To the editor:
The subject is profiling!
From earliest life we learn to discriminate what is good or bad for us. Infants seek warmth, nourishment and various other needful things. When they are not forthcoming, a wail, all out of proportion to their size, corrects the environment.
As the child ages it learns from various means what is safe and what is not safe. Parents tell their children to "stay away from those bad people" and bad places. The parent wishes to protect their progeny from injury or other harm.
This protective system most likely had its genesis at the onset of humankind. It is a protective system to help us to survive. Man learned that certain animalscertain people. certain placescould cause harm and so they were categorized as harmful or bad. Profiling is a protective shortcut whose origins are steeped in fact. The decision to possibly put oneself in danger is at the discretion of the individual. It is a preference to act safely or to risk some unpleasant event.
We profile many things in life. We profile what we seek in a spouse. What we seek in a vehicle that will possibly change how others profile us. Advertisers profile us seeking certain demographics. They tempt us daily with items that will show us in various ways how to look better, smell better, or live better. All this is profiling.

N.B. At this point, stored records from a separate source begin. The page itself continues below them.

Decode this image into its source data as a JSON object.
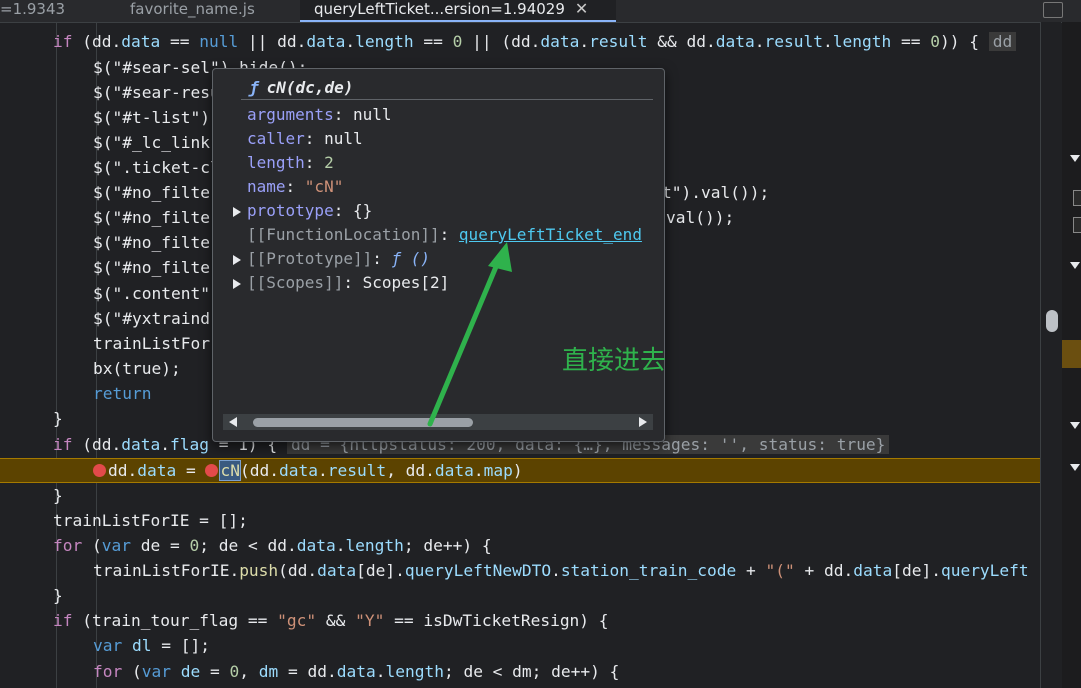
{
  "tabs": [
    {
      "label": "=1.9343"
    },
    {
      "label": "favorite_name.js"
    },
    {
      "label": "queryLeftTicket...ersion=1.94029",
      "close": "✕"
    }
  ],
  "code": {
    "l1_a": "if",
    "l1_b": " (dd.",
    "l1_c": "data",
    "l1_d": " == ",
    "l1_e": "null",
    "l1_f": " || dd.",
    "l1_g": "data",
    "l1_h": ".",
    "l1_i": "length",
    "l1_j": " == ",
    "l1_k": "0",
    "l1_l": " || (dd.",
    "l1_m": "data",
    "l1_n": ".",
    "l1_o": "result",
    "l1_p": " && dd.",
    "l1_q": "data",
    "l1_r": ".",
    "l1_s": "result",
    "l1_t": ".",
    "l1_u": "length",
    "l1_v": " == ",
    "l1_w": "0",
    "l1_x": ")) {",
    "l1_badge": "dd",
    "l2": "$(\"#sear-sel\").hide();",
    "l3": "$(\"#sear-resu",
    "l4": "$(\"#t-list\")",
    "l5": "$(\"#_lc_link",
    "l6": "$(\".ticket-cl",
    "l7_a": "$(\"#no_filte",
    "l7_b": "t\").val());",
    "l8_a": "$(\"#no_filte",
    "l8_b": "val());",
    "l9": "$(\"#no_filte",
    "l10": "$(\"#no_filte",
    "l11": "$(\".content\"",
    "l12": "$(\"#yxtraind",
    "l13": "trainListFor",
    "l14": "bx(true);",
    "l15": "return",
    "l16": "}",
    "l17_a": "if",
    "l17_b": " (dd.",
    "l17_c": "data",
    "l17_d": ".",
    "l17_e": "flag",
    "l17_f": " = 1) {",
    "l17_inline": "dd = {httpstatus: 200, data: {…}, messages: '', status: true}",
    "l18_a": "dd.",
    "l18_b": "data",
    "l18_c": " = ",
    "l18_d": "cN",
    "l18_e": "(dd.",
    "l18_f": "data",
    "l18_g": ".",
    "l18_h": "result",
    "l18_i": ", dd.",
    "l18_j": "data",
    "l18_k": ".",
    "l18_l": "map",
    "l18_m": ")",
    "l19": "}",
    "l20": "trainListForIE = [];",
    "l21_a": "for",
    "l21_b": " (",
    "l21_c": "var",
    "l21_d": " de = ",
    "l21_e": "0",
    "l21_f": "; de < dd.",
    "l21_g": "data",
    "l21_h": ".",
    "l21_i": "length",
    "l21_j": "; de++) {",
    "l22_a": "trainListForIE.",
    "l22_b": "push",
    "l22_c": "(dd.",
    "l22_d": "data",
    "l22_e": "[de].",
    "l22_f": "queryLeftNewDTO",
    "l22_g": ".",
    "l22_h": "station_train_code",
    "l22_i": " + ",
    "l22_j": "\"(\"",
    "l22_k": " + dd.",
    "l22_l": "data",
    "l22_m": "[de].",
    "l22_n": "queryLeft",
    "l23": "}",
    "l24_a": "if",
    "l24_b": " (train_tour_flag == ",
    "l24_c": "\"gc\"",
    "l24_d": " && ",
    "l24_e": "\"Y\"",
    "l24_f": " == isDwTicketResign) {",
    "l25_a": "var",
    "l25_b": " ",
    "l25_c": "dl",
    "l25_d": " = [];",
    "l26_a": "for",
    "l26_b": " (",
    "l26_c": "var",
    "l26_d": " ",
    "l26_e": "de",
    "l26_f": " = ",
    "l26_g": "0",
    "l26_h": ", ",
    "l26_i": "dm",
    "l26_j": " = dd.",
    "l26_k": "data",
    "l26_l": ".",
    "l26_m": "length",
    "l26_n": "; de < dm; de++) {"
  },
  "popup": {
    "fn_symbol": "ƒ",
    "title": "cN(dc,de)",
    "props": [
      {
        "key": "arguments",
        "value": "null"
      },
      {
        "key": "caller",
        "value": "null"
      },
      {
        "key": "length",
        "value": "2"
      },
      {
        "key": "name",
        "value": "\"cN\""
      },
      {
        "key": "prototype",
        "value": "{}"
      },
      {
        "key": "[[FunctionLocation]]",
        "value": "queryLeftTicket_end"
      },
      {
        "key": "[[Prototype]]",
        "value": "ƒ ()"
      },
      {
        "key": "[[Scopes]]",
        "value": "Scopes[2]"
      }
    ]
  },
  "annotation": {
    "text": "直接进去",
    "color": "#2fb24c"
  },
  "colors": {
    "accent": "#8ab4f8",
    "highlight_line": "#5c4300",
    "breakpoint": "#e24a4a"
  }
}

One may choose to use the term profiling or preference but regardless of what term is selected by the individual it is not the province of someone else to say that your preference is right or wrong.
If someone so chooses to condemn you for having a preference based on whatever you use as a criteria it is none of their concern.
I will most likely be criticized for my remarks by others. I may be called the most vile of names. Epithets if you will. I care not. My preferences are mine and no one has the right to select what I like or dislike. Broccoli notwithstanding and I will have none of it!
Joseph L. Kibitlewski, Ph.D.
Professor of Criminal Justice